## Required action
Going through the data below, copy out each line where the word "datetime" shows up.

## Records for this task
● ● ● ● ● ● ●

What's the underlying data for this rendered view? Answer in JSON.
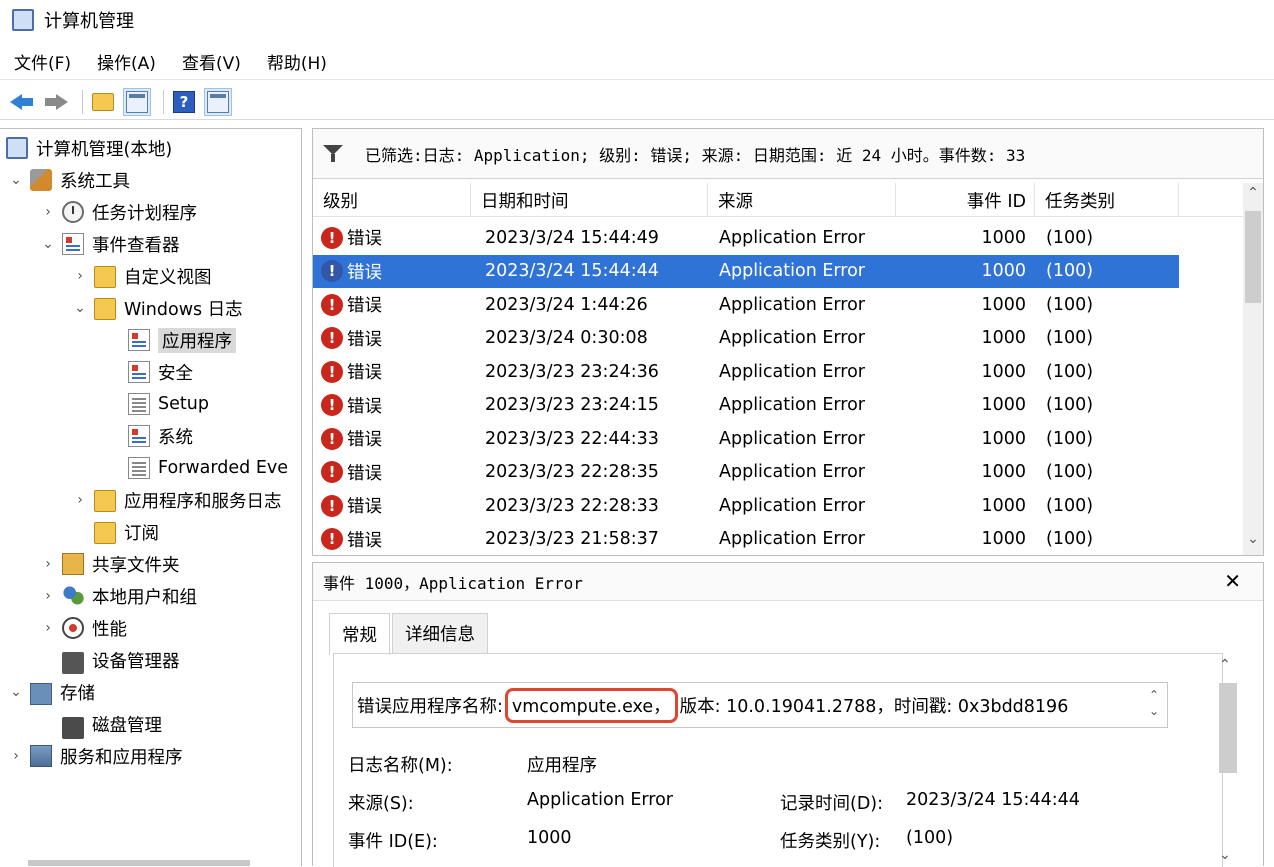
{
  "window": {
    "title": "计算机管理"
  },
  "menu": [
    "文件(F)",
    "操作(A)",
    "查看(V)",
    "帮助(H)"
  ],
  "tree": {
    "items": [
      {
        "label": "计算机管理(本地)",
        "icon": "computer-icon",
        "exp": ""
      },
      {
        "label": "系统工具",
        "icon": "tools-icon",
        "exp": "⌄"
      },
      {
        "label": "任务计划程序",
        "icon": "clock-icon",
        "exp": "›"
      },
      {
        "label": "事件查看器",
        "icon": "event-viewer-icon",
        "exp": "⌄"
      },
      {
        "label": "自定义视图",
        "icon": "folder-icon",
        "exp": "›"
      },
      {
        "label": "Windows 日志",
        "icon": "folder-icon",
        "exp": "⌄"
      },
      {
        "label": "应用程序",
        "icon": "event-log-icon",
        "exp": ""
      },
      {
        "label": "安全",
        "icon": "event-log-icon",
        "exp": ""
      },
      {
        "label": "Setup",
        "icon": "log-icon",
        "exp": ""
      },
      {
        "label": "系统",
        "icon": "event-log-icon",
        "exp": ""
      },
      {
        "label": "Forwarded Eve",
        "icon": "log-icon",
        "exp": ""
      },
      {
        "label": "应用程序和服务日志",
        "icon": "folder-icon",
        "exp": "›"
      },
      {
        "label": "订阅",
        "icon": "subscription-icon",
        "exp": ""
      },
      {
        "label": "共享文件夹",
        "icon": "shared-folder-icon",
        "exp": "›"
      },
      {
        "label": "本地用户和组",
        "icon": "users-icon",
        "exp": "›"
      },
      {
        "label": "性能",
        "icon": "performance-icon",
        "exp": "›"
      },
      {
        "label": "设备管理器",
        "icon": "device-manager-icon",
        "exp": ""
      },
      {
        "label": "存储",
        "icon": "storage-icon",
        "exp": "⌄"
      },
      {
        "label": "磁盘管理",
        "icon": "disk-icon",
        "exp": ""
      },
      {
        "label": "服务和应用程序",
        "icon": "services-icon",
        "exp": "›"
      }
    ]
  },
  "filter": {
    "text": "已筛选:日志: Application; 级别: 错误; 来源: 日期范围: 近 24 小时。事件数: 33"
  },
  "columns": [
    "级别",
    "日期和时间",
    "来源",
    "事件 ID",
    "任务类别"
  ],
  "events": [
    {
      "level": "错误",
      "datetime": "2023/3/24 15:44:49",
      "source": "Application Error",
      "id": "1000",
      "category": "(100)"
    },
    {
      "level": "错误",
      "datetime": "2023/3/24 15:44:44",
      "source": "Application Error",
      "id": "1000",
      "category": "(100)"
    },
    {
      "level": "错误",
      "datetime": "2023/3/24 1:44:26",
      "source": "Application Error",
      "id": "1000",
      "category": "(100)"
    },
    {
      "level": "错误",
      "datetime": "2023/3/24 0:30:08",
      "source": "Application Error",
      "id": "1000",
      "category": "(100)"
    },
    {
      "level": "错误",
      "datetime": "2023/3/23 23:24:36",
      "source": "Application Error",
      "id": "1000",
      "category": "(100)"
    },
    {
      "level": "错误",
      "datetime": "2023/3/23 23:24:15",
      "source": "Application Error",
      "id": "1000",
      "category": "(100)"
    },
    {
      "level": "错误",
      "datetime": "2023/3/23 22:44:33",
      "source": "Application Error",
      "id": "1000",
      "category": "(100)"
    },
    {
      "level": "错误",
      "datetime": "2023/3/23 22:28:35",
      "source": "Application Error",
      "id": "1000",
      "category": "(100)"
    },
    {
      "level": "错误",
      "datetime": "2023/3/23 22:28:33",
      "source": "Application Error",
      "id": "1000",
      "category": "(100)"
    },
    {
      "level": "错误",
      "datetime": "2023/3/23 21:58:37",
      "source": "Application Error",
      "id": "1000",
      "category": "(100)"
    }
  ],
  "detail": {
    "title": "事件 1000，Application Error",
    "tabs": [
      "常规",
      "详细信息"
    ],
    "desc_prefix": "错误应用程序名称:",
    "desc_highlight": "vmcompute.exe，",
    "desc_suffix": "版本: 10.0.19041.2788，时间戳: 0x3bdd8196",
    "log_name_label": "日志名称(M):",
    "log_name_value": "应用程序",
    "source_label": "来源(S):",
    "source_value": "Application Error",
    "logged_label": "记录时间(D):",
    "logged_value": "2023/3/24 15:44:44",
    "event_id_label": "事件 ID(E):",
    "event_id_value": "1000",
    "category_label": "任务类别(Y):",
    "category_value": "(100)"
  }
}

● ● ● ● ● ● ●

## Result for this task
      "datetime": "2023/3/24 15:44:49",
      "datetime": "2023/3/24 15:44:44",
      "datetime": "2023/3/24 1:44:26",
      "datetime": "2023/3/24 0:30:08",
      "datetime": "2023/3/23 23:24:36",
      "datetime": "2023/3/23 23:24:15",
      "datetime": "2023/3/23 22:44:33",
      "datetime": "2023/3/23 22:28:35",
      "datetime": "2023/3/23 22:28:33",
      "datetime": "2023/3/23 21:58:37",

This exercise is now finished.